As the National government edges with oleaginous ignominy towards the US, begging bowl in one hand and free trade agreement in the other, communities all over New Zealand need to be aware of what this potentially means for some of the basic local institutions we take for granted.
What is the Food Bill?
- A Government Bill introduced to Parliament in May 2010, which has since passed its first reading and been through a Select Committee review. It may be enacted in the near future.
What are the problems with the Food Bill?
- It turns a human right (to grow food and share it) into a government-authorised privilege that can be summarily revoked.
- It makes it illegal to distribute “food” without authorisation, and it defines “food” in such a way that it includes nutrients, seeds, natural medicines, essential minerals and drinks (including water).
- By controlling seeds, the bill takes the power to grow food away from the public and puts it in the hands of seed companies.
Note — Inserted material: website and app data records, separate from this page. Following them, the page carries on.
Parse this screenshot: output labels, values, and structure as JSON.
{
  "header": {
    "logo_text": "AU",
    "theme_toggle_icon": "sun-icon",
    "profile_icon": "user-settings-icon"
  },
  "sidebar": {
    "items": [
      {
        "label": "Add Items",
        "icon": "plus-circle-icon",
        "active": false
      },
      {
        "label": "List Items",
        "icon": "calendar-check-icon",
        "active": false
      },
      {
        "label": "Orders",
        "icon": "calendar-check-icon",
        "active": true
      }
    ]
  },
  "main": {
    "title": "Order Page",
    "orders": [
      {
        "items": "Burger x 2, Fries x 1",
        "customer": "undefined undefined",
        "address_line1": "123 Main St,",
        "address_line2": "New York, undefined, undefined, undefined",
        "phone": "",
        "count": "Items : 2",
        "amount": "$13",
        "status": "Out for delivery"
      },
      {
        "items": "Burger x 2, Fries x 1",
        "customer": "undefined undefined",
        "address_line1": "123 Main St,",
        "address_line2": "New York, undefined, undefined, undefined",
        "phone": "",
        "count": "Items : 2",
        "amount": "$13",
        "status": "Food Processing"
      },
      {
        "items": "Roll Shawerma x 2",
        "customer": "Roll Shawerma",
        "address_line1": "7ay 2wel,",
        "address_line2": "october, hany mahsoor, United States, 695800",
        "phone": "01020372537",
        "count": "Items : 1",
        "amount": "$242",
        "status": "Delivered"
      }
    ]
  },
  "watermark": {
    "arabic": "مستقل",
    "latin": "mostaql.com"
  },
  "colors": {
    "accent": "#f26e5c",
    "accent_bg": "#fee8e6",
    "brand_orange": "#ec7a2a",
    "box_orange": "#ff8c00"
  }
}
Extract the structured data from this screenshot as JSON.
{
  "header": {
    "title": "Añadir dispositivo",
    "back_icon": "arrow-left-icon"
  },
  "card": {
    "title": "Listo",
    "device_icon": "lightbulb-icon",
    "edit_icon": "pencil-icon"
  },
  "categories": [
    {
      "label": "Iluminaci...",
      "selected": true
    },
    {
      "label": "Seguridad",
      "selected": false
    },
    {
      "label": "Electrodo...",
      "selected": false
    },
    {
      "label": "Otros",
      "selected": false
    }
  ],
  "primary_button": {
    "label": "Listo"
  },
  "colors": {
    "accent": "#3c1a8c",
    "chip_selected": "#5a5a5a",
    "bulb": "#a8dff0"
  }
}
That power may be abused.
Kate Wilkinson, Food Safety minister, whose name appears on top of the bill, says she had says she had Simply No Idea That Her Bill Covered Seeds. Nor, the Greens say, did they – even though they voted for the bill’s first reading and had representatives on the Select Committee that further approved it. They then had the temerity to complain that lobby groups should have pointed this out to them earlier! What?!
The Food Bill is being pushed by the US Food and Drug Administration via its involvement in Codex Alimentarius (the “Food Book”), which is a decades-in-the-making initiative being foisted upon all World Trade Organisation member countries.
New Zealand food companies will have to adhere to Codex Alimentarius food regulations handed down by the US FDA via the WTO and NZ Govt, or they will have their operating licences revoked. So the food they grow will be Codex compliant – which means irradiated, GM, hormone-injected, pesticide (poison) laden, life-force devoid food that’s lacking in nutritionally important vitamins and minerals.
This issue exemplifies the biggest danger in signing free trade agreements, particularly if your government is ideologically inclined to do so, which exempts them from having to read the fine print – as in Kate Wilkinson’s case. If you are not careful, you find yourself signed up to a treaty that runs roughshod over every piece of consumer protection legislation enacted.